Additive manufacturing (AM) is different; in virtually every way it has different advantages, limitations, opportunities and challenges when compared to traditional processes. Those difference are what make AM unique and quite powerful. Yet, those differences make it difficult to make the transition. That creates a conundrum, especially when it comes to production applications.
This conundrum has two parts. The first part is that AM is a solution looking for a problem. Since companies can’t make small quantities of complex parts cost effectively and in a timely manner, they don’t have an existing demand for such things. Instead, they often seek the same, just better, faster or cheaper. However, if everything remains the same, AM is often a poor choice.
The second part of the conundrum is that AM’s differences mean that knowledge and experience are needed. Without this insight, implementation and execution may be challenging. But how does a company develop this insight when it cannot see a business case to make the shift to AM considering the first part of the conundrum?
The most common example of the conundrum is the presentation of a part designed for machining, moulding or casting accompanied by the question of “how much will it cost, how long will it take and what quality will I get, if I use AM?” For applications beyond prototypes, the answer is often that it will cost more, take longer and have different qualities. For those without some serious business drivers that tilt the scales in favour of AM, the investigation often ends there.
For a happy AM outcome in this example, the part should be designed for AM. It should be complex, have reduced mass and be adjusted for the targeted process. The designer or engineer needs to forget everything he has previously learned and design something radically different. This is quite a change and is asking a lot of the individual. This means that designers must make a big leap in skillsets, often without the benefit of guidance, prior to the need for AM production arising.
This scenario applies to many other differences spanning material properties, quality considerations, process control, operations, and costing. Effectively, companies that wish to use AM for production applications must discover these differences before the need arises so that the can be leveraged and managed.
So how can a company extract itself from this conundrum? Create “sandboxes”, to use a software term, where individuals can play with new concepts without penalty for failure. Expose individuals to the AM process rather than presenting them with the final part so that they gain an appreciation for strengths and limitations. And encourage “baby steps” that allow them to progress at their own pace towards the end goal.
In design, the baby steps may be adding or modifying a few features rather than diving into highly complex, topology optimised parts. Let them first come to the realisation that some rules can be broken before taking the old rulebook away. For exposure, let designers witness the AM process, from start to finish, so that they gain a hands-on appreciation for what is possible and what is not.
"Let designers witness the AM process, from start to finish, so that they gain a hands-on appreciation for what is possible and what is not."

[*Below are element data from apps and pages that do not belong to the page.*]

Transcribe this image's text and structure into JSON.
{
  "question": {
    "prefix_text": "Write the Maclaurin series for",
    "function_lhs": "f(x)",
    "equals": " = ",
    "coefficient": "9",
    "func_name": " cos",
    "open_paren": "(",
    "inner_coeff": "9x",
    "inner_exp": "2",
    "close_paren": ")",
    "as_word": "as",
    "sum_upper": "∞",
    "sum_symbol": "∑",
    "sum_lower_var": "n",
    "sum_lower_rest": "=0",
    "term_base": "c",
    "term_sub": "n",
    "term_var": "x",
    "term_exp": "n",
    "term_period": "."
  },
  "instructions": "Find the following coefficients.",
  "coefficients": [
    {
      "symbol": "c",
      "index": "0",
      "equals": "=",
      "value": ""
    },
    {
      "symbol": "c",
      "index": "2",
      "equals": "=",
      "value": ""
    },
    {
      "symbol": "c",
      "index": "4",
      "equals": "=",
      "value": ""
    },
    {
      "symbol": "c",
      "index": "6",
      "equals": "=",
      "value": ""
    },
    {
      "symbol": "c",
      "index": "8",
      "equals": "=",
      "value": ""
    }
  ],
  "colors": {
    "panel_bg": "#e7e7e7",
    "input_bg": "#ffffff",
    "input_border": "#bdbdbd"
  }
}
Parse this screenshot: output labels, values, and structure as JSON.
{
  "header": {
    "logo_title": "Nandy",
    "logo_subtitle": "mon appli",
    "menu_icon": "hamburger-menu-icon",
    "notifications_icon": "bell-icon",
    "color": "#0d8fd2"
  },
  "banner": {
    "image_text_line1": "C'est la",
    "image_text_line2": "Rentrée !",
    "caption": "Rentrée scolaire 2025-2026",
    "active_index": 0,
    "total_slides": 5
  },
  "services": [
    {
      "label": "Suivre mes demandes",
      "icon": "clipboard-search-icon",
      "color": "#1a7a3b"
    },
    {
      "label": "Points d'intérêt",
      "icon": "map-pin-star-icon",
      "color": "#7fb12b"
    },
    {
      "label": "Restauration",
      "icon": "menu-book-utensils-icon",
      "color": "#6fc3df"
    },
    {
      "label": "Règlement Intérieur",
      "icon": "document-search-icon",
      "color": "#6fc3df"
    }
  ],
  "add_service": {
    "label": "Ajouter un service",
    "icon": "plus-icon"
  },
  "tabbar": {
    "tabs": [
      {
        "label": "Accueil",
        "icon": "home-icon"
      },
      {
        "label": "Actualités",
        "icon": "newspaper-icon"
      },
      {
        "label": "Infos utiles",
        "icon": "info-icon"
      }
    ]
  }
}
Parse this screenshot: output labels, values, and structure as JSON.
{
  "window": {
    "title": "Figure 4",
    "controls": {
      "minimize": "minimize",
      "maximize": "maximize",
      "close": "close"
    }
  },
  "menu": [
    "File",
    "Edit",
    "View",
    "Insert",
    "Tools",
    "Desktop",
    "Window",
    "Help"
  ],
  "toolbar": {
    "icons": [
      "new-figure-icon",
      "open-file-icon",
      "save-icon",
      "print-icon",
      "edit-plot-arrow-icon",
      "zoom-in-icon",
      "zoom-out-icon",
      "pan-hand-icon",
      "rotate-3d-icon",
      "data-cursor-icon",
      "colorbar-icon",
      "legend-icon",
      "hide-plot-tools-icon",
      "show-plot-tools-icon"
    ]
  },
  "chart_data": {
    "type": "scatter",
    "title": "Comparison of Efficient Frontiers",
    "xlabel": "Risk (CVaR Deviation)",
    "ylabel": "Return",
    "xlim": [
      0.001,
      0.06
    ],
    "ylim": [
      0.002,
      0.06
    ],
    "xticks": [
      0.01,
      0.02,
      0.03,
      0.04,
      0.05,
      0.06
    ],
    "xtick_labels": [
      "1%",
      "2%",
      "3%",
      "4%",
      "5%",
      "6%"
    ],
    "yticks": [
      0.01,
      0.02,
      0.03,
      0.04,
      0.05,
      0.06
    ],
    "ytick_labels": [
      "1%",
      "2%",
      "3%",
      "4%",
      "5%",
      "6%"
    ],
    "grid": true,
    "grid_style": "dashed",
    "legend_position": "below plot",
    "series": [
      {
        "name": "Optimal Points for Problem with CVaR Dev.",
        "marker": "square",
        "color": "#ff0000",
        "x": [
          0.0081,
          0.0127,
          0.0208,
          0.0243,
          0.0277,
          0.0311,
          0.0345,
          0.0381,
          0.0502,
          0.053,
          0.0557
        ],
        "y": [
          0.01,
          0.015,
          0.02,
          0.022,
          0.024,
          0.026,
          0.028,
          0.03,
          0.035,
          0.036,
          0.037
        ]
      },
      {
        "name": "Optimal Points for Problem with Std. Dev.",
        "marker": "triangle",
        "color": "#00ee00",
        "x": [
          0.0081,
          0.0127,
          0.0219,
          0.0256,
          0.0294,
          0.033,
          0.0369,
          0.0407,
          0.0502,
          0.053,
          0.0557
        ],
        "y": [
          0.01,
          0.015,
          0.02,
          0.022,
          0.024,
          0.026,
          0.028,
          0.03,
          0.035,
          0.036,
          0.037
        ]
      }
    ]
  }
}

For the sandbox, encourage trial and error as learning experiences, either in parallel with conventional work or as a separate activity. One option is to encourage alternative designs for a part that is currently being prototyped and print them all. While the modified design won’t be useful since it doesn’t match the true design intent, the penalty-free experience will be invaluable. Another option would be to tackle alternatives for projects with lesser consequences. For example, try design for AM on a production fixture that is not needed immediately. The last idea is to provide a few hours a week to design something radically different and then have it printed. Make it fun or make it competitive, but make it an activity were any outcome is a success.
The conundrum and its resolution are issues for companies big and small. Even in advanced industries that are using AM for production, like aerospace, the challenge exists. Finding good opportunities and marrying them with experience is an oft-cited issue.
At the highest level, the way out of the conundrum is to make the decision that AM will play a role in production at some time in the future. Then, to support that goal, establish the mechanisms to develop AM knowledge. Without that knowledge at your disposal when opportunity knocks, you will either have to go through a discovery phase when the stakes are high or ignore the opportunity.
Quite the conundrum.